Work task: Where "体积分数" appears in a line of the entries below, that line should be copied.

Study material:
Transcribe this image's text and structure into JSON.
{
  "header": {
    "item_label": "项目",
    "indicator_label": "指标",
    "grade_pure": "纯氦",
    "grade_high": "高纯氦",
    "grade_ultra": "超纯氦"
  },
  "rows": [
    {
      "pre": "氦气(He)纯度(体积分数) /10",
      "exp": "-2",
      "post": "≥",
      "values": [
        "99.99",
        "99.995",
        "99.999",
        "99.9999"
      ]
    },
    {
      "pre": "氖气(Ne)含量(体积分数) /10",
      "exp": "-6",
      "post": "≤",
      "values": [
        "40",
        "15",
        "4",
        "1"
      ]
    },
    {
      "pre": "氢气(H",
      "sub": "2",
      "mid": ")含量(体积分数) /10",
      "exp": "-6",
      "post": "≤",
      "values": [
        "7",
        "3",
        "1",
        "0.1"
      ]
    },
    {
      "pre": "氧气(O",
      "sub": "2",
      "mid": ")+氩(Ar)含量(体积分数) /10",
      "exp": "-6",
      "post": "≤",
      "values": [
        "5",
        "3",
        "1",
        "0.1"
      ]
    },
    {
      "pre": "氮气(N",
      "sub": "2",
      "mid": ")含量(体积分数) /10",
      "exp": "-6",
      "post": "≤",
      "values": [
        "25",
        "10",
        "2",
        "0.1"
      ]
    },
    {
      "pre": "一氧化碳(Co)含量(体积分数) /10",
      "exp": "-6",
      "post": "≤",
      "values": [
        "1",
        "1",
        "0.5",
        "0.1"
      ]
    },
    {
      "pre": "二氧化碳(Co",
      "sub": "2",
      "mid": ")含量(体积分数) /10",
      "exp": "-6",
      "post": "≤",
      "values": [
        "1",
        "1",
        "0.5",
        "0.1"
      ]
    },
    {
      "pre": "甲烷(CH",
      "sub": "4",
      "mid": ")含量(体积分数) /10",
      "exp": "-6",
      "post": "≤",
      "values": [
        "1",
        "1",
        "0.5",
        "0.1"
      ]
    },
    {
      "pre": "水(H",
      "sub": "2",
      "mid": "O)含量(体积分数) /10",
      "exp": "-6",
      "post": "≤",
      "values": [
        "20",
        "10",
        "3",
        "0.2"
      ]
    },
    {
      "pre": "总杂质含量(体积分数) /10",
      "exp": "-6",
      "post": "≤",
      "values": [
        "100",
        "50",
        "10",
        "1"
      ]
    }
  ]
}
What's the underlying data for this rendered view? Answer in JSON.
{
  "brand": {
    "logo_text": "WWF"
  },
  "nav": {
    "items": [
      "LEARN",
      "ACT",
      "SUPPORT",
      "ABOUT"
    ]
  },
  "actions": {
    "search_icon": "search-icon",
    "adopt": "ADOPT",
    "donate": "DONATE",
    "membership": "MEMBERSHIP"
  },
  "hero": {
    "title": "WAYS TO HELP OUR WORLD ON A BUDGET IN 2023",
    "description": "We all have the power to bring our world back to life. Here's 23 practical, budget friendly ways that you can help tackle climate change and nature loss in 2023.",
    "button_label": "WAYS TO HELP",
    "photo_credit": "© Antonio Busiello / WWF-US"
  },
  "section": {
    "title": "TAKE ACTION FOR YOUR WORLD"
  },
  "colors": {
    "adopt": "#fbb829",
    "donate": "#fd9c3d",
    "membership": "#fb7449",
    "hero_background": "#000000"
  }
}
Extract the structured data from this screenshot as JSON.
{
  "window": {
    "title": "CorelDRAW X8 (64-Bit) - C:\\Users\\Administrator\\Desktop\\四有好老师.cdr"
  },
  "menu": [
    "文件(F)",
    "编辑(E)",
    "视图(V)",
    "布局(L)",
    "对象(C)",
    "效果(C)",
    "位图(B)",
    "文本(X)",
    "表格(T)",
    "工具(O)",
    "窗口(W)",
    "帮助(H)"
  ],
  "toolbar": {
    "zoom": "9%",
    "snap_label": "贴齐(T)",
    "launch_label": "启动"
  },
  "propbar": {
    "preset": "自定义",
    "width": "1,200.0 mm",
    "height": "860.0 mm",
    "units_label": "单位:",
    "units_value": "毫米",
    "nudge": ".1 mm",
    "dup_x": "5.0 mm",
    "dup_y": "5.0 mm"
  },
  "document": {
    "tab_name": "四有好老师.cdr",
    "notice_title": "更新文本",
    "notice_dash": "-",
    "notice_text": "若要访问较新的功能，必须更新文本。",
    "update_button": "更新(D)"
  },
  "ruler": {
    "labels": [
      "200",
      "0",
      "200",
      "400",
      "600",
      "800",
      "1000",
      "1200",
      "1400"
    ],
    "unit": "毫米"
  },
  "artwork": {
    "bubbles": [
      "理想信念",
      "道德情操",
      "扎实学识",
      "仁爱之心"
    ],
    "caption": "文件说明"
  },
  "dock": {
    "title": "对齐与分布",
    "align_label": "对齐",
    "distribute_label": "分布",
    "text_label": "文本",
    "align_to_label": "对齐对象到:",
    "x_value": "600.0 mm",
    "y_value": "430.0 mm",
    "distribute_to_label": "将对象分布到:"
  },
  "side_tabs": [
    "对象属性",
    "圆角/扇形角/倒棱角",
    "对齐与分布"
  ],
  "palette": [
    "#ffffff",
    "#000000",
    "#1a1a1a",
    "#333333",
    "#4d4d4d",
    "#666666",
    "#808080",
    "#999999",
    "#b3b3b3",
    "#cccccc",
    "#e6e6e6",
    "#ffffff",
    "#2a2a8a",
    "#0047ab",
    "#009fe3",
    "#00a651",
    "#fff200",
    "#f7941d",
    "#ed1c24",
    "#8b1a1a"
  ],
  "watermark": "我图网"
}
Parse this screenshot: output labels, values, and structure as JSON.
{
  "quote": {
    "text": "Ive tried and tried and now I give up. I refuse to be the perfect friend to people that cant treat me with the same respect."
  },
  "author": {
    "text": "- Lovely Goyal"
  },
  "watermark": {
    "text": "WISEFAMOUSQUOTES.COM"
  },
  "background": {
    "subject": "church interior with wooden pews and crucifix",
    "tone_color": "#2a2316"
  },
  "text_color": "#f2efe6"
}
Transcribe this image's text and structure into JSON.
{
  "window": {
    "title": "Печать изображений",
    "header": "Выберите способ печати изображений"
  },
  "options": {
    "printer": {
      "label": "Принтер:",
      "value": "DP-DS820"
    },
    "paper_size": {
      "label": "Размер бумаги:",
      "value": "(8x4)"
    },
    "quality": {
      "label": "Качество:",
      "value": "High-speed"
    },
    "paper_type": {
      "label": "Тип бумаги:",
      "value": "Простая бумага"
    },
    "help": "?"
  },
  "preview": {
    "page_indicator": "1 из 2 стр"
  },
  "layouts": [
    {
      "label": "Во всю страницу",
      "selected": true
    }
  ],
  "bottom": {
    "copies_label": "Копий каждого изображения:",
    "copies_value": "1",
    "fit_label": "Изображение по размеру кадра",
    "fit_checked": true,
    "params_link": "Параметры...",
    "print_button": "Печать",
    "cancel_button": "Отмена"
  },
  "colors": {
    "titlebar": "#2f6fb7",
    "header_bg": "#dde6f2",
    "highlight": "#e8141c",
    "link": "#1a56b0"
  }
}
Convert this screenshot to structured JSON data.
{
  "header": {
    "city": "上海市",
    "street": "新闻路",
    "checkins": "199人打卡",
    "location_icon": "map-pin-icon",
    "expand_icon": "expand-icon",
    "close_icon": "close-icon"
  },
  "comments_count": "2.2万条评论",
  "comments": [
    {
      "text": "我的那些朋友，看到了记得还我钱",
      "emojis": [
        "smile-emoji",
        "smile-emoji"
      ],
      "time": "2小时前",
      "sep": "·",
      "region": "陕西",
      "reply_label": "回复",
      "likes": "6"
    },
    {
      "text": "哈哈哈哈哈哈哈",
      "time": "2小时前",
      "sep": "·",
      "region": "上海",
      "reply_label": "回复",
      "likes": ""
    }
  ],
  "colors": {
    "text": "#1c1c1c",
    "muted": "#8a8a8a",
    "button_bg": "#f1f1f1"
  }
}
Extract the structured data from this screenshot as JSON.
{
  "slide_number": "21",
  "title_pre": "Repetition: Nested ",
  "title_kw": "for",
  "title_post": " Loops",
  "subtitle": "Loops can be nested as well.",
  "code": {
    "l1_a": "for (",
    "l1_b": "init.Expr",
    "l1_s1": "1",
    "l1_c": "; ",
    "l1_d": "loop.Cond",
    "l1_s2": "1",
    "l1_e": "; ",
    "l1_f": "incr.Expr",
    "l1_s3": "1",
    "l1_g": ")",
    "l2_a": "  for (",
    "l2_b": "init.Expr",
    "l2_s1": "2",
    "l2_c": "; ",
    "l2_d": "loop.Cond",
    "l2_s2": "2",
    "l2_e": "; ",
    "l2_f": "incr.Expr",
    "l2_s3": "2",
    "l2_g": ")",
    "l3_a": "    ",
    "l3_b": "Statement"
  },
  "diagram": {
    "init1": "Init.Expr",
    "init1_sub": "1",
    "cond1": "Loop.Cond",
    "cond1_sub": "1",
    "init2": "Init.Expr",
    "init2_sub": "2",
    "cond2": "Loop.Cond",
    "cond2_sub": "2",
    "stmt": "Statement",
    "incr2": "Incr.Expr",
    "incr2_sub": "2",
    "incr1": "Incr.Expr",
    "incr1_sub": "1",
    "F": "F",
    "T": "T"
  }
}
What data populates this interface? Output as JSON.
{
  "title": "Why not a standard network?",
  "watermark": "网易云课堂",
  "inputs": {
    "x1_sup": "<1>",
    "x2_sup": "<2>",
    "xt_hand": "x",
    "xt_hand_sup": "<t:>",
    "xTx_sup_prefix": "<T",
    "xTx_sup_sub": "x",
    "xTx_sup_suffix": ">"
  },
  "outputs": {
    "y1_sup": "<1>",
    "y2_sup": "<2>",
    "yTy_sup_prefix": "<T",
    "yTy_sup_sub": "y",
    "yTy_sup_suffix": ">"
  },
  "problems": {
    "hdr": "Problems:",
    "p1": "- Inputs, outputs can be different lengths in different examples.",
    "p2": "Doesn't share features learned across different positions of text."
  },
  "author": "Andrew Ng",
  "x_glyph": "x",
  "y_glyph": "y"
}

Response to the exercise:
      "pre": "氦气(He)纯度(体积分数) /10",
      "pre": "氖气(Ne)含量(体积分数) /10",
      "mid": ")含量(体积分数) /10",
      "mid": ")+氩(Ar)含量(体积分数) /10",
      "mid": ")含量(体积分数) /10",
      "pre": "一氧化碳(Co)含量(体积分数) /10",
      "mid": ")含量(体积分数) /10",
      "mid": ")含量(体积分数) /10",
      "mid": "O)含量(体积分数) /10",
      "pre": "总杂质含量(体积分数) /10",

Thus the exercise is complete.